Phenotyping virus-infected grapevine leaves through hyperspectral imaging and machine learning

E. Sawyer, M. Fuchs, M.L. Cooper, B. Corrales, K. Singh, T. Frnzyan, K. Vasquez, E. Laroche-Pinel, L. Brillante
The use of hyperspectral imaging and machine learning techniques was explored for the detection and classification of two major groups of grapevine viruses, namely grapevine leafroll-associated viruses (GLRaVs) and grapevine red blotch virus (GRBV). Due to the incurable nature of viral diseases, accurate detection and subsequent removal of infected grapevines is vital to maintaining a healthy vineyard. Because many current methods of virus detection are costly, time-consuming, and unable to scale, this work seeks to develop machine learning methods to detect virus infection and classify the causal virus(es) from hyperspectral images within the near-visible light spectrum (500-700 nm). Hyperspectral imaging was used to capture about 440 leaf images from both healthy and infected red wine cultivars.

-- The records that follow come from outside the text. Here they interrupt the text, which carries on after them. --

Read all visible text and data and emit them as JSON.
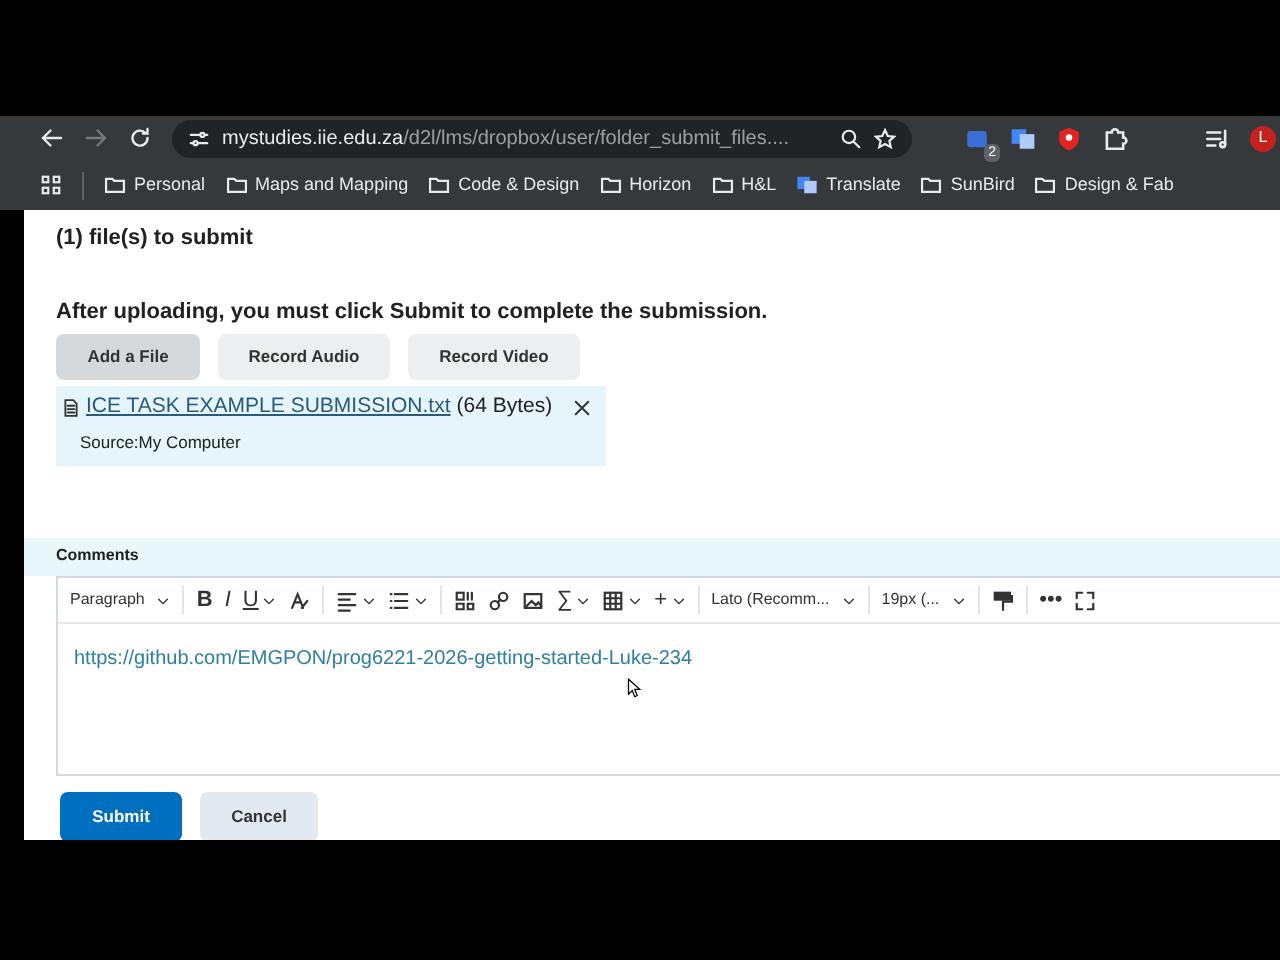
{
  "browser": {
    "back": {
      "disabled": false
    },
    "forward": {
      "disabled": true
    },
    "address_host": "mystudies.iie.edu.za",
    "address_path": "/d2l/lms/dropbox/user/folder_submit_files....",
    "extension_badge": "2",
    "profile_initial": "L"
  },
  "bookmarks": [
    {
      "kind": "folder",
      "label": "Personal"
    },
    {
      "kind": "folder",
      "label": "Maps and Mapping"
    },
    {
      "kind": "folder",
      "label": "Code & Design"
    },
    {
      "kind": "folder",
      "label": "Horizon"
    },
    {
      "kind": "folder",
      "label": "H&L"
    },
    {
      "kind": "translate",
      "label": "Translate"
    },
    {
      "kind": "folder",
      "label": "SunBird"
    },
    {
      "kind": "folder",
      "label": "Design & Fab"
    }
  ],
  "page": {
    "files_heading": "(1) file(s) to submit",
    "instruction": "After uploading, you must click Submit to complete the submission.",
    "upload_buttons": [
      {
        "label": "Add a File",
        "selected": true
      },
      {
        "label": "Record Audio",
        "selected": false
      },
      {
        "label": "Record Video",
        "selected": false
      }
    ],
    "file": {
      "name": "ICE TASK EXAMPLE SUBMISSION.txt",
      "size": "(64 Bytes)",
      "source": "Source:My Computer"
    },
    "comments": {
      "label": "Comments",
      "toolbar": [
        {
          "kind": "dropdown",
          "label": "Paragraph"
        },
        {
          "kind": "sep"
        },
        {
          "kind": "bold",
          "label": "B"
        },
        {
          "kind": "italic",
          "label": "I"
        },
        {
          "kind": "underline",
          "label": "U",
          "caret": true
        },
        {
          "kind": "format"
        },
        {
          "kind": "sep"
        },
        {
          "kind": "align",
          "caret": true
        },
        {
          "kind": "list",
          "caret": true
        },
        {
          "kind": "sep"
        },
        {
          "kind": "media"
        },
        {
          "kind": "link"
        },
        {
          "kind": "image"
        },
        {
          "kind": "text",
          "label": "∑",
          "caret": true
        },
        {
          "kind": "table",
          "caret": true
        },
        {
          "kind": "text",
          "label": "+",
          "caret": true
        },
        {
          "kind": "sep"
        },
        {
          "kind": "dropdown",
          "label": "Lato (Recomm..."
        },
        {
          "kind": "sep"
        },
        {
          "kind": "dropdown",
          "label": "19px (..."
        },
        {
          "kind": "sep"
        },
        {
          "kind": "paint"
        },
        {
          "kind": "sep"
        },
        {
          "kind": "text",
          "label": "•••"
        },
        {
          "kind": "fullscreen"
        }
      ],
      "body_link": "https://github.com/EMGPON/prog6221-2026-getting-started-Luke-234"
    },
    "form_buttons": [
      {
        "label": "Submit",
        "kind": "primary"
      },
      {
        "label": "Cancel",
        "kind": "secondary"
      }
    ]
  }
}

Leaves were sampled twice, one month apart, in two different vineyards during fruit ripening. Leaves were separated from the petioles and imaged in a dark environment under controlled led lighting that did not emit in the infrared region. Images were preprocessed by accessing raw image radiance data, segmented from the background, and converted to reflectance values using a Spectralon standard included within each frame. Concurrently, viral infection was assessed in petioles by PCR-based assays. Reflectance data were used as input in two machine learning methods, random forest and convolutional neural networks (CNNs) and were applied to image data for prediction of virus infection status. As assessed with a 5-fold cross-validation scheme, the highest performing random forest model produced an accuracy of 68% while the CNN model achieved an accuracy of 70% (averaged across both healthy and infected leaf sample classes). While differentiation between plants infected with GLRaVs and GRBV proved to be relatively challenging, both models showed promising accuracies across classes. Further investigation is needed to improve virus prediction of infected vines in the vineyard.
Sawyer, E., Fuchs, M., Cooper, M.L., Corrales, B., Singh, K., Frnzyan, T., Vasquez, K., Laroche-Pinel, E. and Brillante, L. (2024). Phenotyping virus-infected grapevine leaves through hyperspectral imaging and machine learning. Acta Hortic. 1390, 267-272
DOI: 10.17660/ActaHortic.2024.1390.32
grapevine, virus, leaf infection, hyperspectral imaging, machine learning

Acta Horticulturae